Provided entries below:

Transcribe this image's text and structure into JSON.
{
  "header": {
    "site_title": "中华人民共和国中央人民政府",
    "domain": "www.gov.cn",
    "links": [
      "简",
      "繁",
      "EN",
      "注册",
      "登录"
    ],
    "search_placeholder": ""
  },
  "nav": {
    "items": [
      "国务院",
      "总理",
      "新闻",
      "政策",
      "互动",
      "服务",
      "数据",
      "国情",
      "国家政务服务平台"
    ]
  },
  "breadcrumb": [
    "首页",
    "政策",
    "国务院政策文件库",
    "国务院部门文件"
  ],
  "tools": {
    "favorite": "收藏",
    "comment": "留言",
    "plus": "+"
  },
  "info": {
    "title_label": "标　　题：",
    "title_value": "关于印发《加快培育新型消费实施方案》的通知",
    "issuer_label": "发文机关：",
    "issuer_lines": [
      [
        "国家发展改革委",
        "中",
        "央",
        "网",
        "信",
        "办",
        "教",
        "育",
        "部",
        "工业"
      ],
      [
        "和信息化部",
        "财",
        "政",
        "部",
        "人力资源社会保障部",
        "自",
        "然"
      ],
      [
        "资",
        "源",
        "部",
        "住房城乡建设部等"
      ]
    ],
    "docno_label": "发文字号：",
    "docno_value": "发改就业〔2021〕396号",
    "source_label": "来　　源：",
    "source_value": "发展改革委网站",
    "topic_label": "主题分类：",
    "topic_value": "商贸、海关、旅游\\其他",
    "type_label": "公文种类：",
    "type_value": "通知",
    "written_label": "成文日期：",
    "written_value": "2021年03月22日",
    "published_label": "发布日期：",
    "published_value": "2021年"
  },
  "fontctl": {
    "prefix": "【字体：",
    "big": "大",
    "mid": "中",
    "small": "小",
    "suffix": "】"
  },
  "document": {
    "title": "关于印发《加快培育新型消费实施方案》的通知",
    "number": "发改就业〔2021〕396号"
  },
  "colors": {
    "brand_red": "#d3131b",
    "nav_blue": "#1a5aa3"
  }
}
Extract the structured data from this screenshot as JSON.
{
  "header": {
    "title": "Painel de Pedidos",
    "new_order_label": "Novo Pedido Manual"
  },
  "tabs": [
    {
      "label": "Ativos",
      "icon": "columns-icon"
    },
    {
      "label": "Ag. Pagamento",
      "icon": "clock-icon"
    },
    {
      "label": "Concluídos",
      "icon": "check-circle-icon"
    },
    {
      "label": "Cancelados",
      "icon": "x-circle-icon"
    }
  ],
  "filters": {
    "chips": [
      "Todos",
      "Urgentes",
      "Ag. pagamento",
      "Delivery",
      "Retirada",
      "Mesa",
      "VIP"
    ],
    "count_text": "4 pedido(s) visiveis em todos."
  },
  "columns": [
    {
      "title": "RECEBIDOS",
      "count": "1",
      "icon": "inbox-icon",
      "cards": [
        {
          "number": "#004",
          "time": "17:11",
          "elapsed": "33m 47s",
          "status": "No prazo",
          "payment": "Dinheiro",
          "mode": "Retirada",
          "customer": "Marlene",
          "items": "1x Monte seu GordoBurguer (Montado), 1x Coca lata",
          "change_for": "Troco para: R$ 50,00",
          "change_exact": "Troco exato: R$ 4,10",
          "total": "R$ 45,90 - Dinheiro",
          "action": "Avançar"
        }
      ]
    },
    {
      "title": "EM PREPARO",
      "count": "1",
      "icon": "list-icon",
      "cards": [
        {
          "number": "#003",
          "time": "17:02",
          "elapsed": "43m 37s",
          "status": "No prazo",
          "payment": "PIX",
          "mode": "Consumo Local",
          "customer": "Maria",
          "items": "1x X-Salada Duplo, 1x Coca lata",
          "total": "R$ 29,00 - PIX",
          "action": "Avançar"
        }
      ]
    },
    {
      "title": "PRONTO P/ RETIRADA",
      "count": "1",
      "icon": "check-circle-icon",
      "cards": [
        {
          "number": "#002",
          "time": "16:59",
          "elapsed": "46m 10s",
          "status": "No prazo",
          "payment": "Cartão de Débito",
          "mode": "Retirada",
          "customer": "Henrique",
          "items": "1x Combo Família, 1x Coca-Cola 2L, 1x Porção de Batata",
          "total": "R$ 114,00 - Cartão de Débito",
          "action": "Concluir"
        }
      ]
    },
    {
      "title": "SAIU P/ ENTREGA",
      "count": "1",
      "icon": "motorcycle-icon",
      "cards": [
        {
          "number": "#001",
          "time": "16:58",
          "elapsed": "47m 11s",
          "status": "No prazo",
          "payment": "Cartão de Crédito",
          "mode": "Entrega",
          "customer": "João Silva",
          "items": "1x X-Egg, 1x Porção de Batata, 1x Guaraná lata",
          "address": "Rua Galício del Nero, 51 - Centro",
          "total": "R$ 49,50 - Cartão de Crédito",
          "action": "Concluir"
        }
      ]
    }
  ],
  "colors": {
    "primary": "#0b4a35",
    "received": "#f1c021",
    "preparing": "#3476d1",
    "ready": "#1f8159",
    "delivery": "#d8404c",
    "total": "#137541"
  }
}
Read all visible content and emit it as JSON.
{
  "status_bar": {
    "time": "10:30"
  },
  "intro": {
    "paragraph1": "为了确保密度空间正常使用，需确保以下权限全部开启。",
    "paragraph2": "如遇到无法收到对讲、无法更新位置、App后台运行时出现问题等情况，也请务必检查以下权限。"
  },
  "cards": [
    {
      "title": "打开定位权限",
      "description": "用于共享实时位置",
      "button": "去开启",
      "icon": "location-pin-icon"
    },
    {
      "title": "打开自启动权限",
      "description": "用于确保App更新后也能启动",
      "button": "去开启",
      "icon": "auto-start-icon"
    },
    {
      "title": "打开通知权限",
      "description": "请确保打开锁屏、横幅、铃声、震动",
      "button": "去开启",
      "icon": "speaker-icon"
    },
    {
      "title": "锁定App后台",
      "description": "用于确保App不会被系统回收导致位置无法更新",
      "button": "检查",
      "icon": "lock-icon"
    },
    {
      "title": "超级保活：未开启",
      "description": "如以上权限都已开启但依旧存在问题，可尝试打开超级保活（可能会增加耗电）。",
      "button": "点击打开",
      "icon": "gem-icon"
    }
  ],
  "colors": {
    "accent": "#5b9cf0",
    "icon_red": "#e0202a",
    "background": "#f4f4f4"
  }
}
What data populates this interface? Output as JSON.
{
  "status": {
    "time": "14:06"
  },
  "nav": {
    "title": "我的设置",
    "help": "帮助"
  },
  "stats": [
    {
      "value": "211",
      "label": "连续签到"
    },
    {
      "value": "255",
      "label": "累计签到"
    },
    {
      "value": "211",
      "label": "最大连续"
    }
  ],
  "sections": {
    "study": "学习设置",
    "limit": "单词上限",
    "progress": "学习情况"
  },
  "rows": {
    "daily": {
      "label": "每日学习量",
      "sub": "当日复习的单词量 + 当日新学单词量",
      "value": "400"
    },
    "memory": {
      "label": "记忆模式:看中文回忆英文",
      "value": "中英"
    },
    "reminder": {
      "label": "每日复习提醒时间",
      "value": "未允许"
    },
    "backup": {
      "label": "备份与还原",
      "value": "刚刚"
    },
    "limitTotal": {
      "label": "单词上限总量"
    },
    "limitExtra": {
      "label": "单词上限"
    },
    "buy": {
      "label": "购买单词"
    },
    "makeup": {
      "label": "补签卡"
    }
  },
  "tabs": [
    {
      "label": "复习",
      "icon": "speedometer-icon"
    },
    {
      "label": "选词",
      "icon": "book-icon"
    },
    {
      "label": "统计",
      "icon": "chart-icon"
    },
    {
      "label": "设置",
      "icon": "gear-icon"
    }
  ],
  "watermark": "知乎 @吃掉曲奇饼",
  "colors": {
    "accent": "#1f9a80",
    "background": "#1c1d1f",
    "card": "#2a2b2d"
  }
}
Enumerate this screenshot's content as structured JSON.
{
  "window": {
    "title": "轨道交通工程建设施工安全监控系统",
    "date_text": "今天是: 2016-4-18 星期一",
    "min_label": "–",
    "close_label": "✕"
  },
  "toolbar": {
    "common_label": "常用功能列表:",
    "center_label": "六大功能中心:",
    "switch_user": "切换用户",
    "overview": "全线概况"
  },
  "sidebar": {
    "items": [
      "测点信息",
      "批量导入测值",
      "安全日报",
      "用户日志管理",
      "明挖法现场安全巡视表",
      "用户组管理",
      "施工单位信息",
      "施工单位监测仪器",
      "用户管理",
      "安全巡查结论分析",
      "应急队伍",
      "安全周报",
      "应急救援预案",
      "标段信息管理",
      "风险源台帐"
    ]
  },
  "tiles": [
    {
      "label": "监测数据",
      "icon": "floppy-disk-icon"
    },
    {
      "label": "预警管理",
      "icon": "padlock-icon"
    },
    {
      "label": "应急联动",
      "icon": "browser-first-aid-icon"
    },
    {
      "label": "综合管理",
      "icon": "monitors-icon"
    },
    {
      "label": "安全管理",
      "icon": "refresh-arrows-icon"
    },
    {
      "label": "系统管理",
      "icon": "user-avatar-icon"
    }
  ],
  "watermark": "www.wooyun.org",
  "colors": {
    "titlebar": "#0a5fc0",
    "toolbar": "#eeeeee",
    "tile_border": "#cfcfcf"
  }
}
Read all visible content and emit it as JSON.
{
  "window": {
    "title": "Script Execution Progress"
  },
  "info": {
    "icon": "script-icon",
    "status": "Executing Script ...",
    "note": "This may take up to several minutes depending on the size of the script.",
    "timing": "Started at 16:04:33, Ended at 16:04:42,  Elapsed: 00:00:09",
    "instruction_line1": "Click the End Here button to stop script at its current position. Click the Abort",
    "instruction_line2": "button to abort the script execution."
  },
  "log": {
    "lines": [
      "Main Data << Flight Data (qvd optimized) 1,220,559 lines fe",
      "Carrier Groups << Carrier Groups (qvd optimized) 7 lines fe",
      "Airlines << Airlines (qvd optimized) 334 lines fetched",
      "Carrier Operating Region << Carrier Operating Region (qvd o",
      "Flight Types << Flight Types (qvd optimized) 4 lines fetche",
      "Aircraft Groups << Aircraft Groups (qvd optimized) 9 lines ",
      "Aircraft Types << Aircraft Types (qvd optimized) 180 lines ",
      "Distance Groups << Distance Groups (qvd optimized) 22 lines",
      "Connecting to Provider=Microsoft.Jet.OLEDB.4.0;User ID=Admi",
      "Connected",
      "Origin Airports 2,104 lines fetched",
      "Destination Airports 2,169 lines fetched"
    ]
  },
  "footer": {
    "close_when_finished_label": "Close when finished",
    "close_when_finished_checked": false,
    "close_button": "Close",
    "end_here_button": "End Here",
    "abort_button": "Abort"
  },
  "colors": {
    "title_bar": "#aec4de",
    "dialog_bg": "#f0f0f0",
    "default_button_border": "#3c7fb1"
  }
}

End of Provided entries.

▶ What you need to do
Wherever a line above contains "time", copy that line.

▶ Answer to this problem
          "time": "17:11",
          "time": "17:02",
          "time": "16:59",
          "time": "16:58",
    "time": "10:30"
    "time": "14:06"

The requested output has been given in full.